Tourists who visited the castle decades ago when it was operated as a for-profit attraction still come to the door seeking a guided tour. Shortly after moving in, Andrew left the front door unlocked for a friend who planned to stop by, then headed upstairs to shower. Upon stepping out of the shower, Andrew was startled by a man standing in his bedroom and the sound of the man’s wife and children on the floor above him. They were looking for the tour.

“I said, ‘This is my house.’ And he said, ‘Oh, I’m sorry,’” Andrew says, recalling the experience that was embarrassing for both the visitor and owner.

“I find I have to keep the doors locked. The people try to come in and walk through,” he says.

Their fascination is understandable. Listed on the National Register of Historic Places, the castle enchants and entreats visitors with it history, architecture, romantic origins, and legends.

Samuel Taylor Suit was 55 when he began the project in 1885. Suit had lucrative careers in the stock market, distilling, railroads, dock management, and politics. A Republican, he served in the Maryland Senate from 1873 to 1877, and was ambassador to England under Ulysses S. Grant and Rutherford B. Hayes.

Following the Civil War, Suit purchased several hundred acres of Maryland land near Washington, D.C., and established the town that bears his name. Suitland was home to his business, S.T. Suit, Fruit Grower & Distiller, which produced fruit brandies and a rye whiskey marketed in brown jugs.

He made his home in Suitland, as well, in a mansion modeled after an English manor house. On this estate, Suit raised a special breed of white ponies that he gave as gifts to the children of his friends. Often referred to as “Colonel,” an honorary title from his Civil War days in Kentucky, Suit was considered a sentimental, loving person with a soft spot for young people, including young women.

His first wife died after giving birth to their son. His second, Aurelia, the daughter of a life insurance company’s president, was 11 years his junior. Their 20-year marriage, while good for Suit’s social standing, was contentious and ended in divorce in 1879.
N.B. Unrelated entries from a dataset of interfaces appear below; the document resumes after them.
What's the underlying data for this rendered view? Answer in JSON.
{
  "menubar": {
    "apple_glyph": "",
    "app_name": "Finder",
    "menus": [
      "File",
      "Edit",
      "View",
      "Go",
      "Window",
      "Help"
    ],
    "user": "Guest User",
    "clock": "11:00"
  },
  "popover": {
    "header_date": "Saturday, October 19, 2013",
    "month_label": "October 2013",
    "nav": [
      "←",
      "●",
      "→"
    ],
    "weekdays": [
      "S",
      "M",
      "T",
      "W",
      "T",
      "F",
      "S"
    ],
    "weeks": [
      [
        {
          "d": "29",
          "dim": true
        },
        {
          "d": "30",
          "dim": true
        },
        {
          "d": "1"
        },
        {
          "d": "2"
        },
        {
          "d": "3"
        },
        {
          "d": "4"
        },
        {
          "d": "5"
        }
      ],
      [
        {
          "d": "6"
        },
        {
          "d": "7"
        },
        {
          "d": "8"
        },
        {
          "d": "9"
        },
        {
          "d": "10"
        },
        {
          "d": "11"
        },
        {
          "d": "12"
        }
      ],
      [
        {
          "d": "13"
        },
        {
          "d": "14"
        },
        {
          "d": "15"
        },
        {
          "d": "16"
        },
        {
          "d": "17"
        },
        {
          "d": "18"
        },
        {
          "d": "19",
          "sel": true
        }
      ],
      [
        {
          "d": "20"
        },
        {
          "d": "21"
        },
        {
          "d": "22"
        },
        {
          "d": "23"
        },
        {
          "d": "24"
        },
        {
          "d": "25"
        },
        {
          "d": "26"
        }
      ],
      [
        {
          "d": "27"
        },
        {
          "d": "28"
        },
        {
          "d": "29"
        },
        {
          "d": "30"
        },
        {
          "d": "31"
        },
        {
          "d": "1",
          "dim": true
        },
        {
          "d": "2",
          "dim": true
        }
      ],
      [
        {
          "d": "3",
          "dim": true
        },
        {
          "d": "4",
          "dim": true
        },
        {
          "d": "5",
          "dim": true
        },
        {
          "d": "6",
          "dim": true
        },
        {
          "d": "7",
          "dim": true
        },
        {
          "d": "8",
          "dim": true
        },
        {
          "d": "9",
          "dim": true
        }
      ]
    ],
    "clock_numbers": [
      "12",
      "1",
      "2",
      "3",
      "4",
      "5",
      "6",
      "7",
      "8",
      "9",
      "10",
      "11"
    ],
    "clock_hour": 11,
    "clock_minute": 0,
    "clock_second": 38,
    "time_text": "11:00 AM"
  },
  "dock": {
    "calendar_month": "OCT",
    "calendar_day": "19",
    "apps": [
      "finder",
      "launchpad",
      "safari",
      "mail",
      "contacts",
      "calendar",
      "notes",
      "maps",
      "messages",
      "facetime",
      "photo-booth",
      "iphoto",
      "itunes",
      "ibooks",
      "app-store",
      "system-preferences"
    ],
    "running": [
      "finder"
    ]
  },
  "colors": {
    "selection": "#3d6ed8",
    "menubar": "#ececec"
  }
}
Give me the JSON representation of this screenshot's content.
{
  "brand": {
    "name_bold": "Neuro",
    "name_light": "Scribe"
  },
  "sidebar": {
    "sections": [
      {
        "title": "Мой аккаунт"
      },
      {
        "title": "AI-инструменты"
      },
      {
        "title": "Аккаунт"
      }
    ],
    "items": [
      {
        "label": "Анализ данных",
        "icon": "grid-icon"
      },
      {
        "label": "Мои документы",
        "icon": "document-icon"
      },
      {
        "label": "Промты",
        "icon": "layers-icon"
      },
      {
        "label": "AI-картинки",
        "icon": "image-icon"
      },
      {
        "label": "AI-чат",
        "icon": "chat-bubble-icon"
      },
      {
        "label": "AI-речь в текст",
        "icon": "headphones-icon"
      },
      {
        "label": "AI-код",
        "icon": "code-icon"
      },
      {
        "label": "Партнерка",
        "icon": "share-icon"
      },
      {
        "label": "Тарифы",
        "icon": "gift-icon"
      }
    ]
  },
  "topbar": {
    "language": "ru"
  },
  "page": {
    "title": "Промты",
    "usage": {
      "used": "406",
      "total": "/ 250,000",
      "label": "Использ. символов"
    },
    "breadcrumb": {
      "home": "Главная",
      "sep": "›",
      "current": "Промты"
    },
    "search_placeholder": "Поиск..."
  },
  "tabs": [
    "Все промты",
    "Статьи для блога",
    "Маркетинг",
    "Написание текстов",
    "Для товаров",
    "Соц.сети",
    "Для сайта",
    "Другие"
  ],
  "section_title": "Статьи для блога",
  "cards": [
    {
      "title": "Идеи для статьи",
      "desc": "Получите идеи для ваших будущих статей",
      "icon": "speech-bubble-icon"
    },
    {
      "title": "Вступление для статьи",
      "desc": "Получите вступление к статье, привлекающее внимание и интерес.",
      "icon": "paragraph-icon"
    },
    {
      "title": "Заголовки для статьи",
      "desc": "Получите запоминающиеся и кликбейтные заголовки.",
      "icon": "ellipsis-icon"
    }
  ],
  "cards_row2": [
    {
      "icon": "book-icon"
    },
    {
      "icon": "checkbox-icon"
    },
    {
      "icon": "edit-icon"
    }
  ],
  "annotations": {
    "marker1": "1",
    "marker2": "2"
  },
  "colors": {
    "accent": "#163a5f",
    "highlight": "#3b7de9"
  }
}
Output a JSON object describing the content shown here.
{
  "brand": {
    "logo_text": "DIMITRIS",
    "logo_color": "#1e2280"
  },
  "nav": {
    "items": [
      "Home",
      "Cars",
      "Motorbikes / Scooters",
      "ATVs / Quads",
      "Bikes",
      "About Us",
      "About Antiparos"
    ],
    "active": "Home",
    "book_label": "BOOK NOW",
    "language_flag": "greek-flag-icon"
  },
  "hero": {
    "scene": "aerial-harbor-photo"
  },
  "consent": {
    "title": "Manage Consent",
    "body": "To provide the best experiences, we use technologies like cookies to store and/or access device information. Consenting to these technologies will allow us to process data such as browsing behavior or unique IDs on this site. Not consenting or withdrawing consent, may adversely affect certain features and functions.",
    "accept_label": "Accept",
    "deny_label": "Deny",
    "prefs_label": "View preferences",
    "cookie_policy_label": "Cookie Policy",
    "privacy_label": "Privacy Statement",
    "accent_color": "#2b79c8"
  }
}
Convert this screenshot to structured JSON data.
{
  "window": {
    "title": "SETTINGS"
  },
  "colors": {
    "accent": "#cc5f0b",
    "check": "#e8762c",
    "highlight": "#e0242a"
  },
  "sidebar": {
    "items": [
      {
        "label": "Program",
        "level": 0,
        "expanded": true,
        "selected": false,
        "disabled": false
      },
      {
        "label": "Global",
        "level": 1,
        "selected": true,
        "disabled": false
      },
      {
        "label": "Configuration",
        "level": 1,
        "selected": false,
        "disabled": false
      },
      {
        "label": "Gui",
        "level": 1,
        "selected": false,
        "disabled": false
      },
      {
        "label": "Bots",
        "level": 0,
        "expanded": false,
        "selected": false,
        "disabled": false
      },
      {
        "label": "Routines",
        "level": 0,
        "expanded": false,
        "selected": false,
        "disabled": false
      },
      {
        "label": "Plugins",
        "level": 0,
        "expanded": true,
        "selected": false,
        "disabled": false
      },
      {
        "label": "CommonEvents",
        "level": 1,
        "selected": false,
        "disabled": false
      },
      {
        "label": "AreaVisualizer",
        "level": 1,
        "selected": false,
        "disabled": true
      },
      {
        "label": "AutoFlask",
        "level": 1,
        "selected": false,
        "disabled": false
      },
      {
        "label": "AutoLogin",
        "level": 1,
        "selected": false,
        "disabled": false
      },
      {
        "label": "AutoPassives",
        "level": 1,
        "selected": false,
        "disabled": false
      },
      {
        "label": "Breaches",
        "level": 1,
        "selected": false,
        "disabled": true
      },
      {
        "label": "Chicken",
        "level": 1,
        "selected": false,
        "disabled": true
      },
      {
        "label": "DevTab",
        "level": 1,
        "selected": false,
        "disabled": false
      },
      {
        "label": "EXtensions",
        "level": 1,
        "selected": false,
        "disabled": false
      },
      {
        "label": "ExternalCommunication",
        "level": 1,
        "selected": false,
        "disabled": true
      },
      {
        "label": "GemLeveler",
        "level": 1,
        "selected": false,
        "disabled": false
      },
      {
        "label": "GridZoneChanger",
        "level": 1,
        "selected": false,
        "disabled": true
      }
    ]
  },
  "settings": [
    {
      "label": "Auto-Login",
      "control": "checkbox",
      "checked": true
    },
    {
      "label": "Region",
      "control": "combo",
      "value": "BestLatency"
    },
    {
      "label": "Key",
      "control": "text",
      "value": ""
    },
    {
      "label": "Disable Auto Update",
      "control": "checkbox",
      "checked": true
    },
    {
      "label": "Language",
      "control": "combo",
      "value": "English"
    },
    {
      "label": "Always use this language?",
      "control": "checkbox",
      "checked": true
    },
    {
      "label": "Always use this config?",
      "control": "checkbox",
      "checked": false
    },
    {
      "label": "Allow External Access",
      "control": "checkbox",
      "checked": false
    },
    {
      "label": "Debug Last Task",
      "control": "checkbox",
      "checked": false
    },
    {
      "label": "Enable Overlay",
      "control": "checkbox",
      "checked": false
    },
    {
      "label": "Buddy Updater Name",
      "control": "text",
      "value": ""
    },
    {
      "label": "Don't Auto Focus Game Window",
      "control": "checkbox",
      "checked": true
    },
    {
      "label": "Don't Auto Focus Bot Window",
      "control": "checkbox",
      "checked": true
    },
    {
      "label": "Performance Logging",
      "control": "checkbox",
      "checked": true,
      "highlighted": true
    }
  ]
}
Three years earlier, while Suit was away serving as a judge of agriculture at the Centennial Exposition in Philadelphia, his mansion burned to the ground. He was forced to file bankruptcy. Nevertheless, Suit was able to quickly regain his fortunes and eventually repurchased his Suitland property.

At some point in the 1870’s, while still married, Suit met and soon fell in love with Rosa Pelham, the debutante daughter of an Alabama congressman. Seventeen at the time, Rosa rejected his attempts at romance. Five years of pursuit followed. In 1883 the couple met in Berkeley Springs.

Tradition holds that during this rendezvous, Rosa revealed that she always wanted to live in a castle. Suit promised to build one for her, a summer cottage on Warm Spring Ridge, overlooking the town, if she would marry him.

They returned to Washington, D.C., and on September 4, 1883, married, just three days after the proposal. She was 22, he was 51. Three children were born to the couple.

Work began on the castle in 1885.

You can read the rest of this article in this issue of Goldenseal, available in bookstores, libraries or direct from Goldenseal.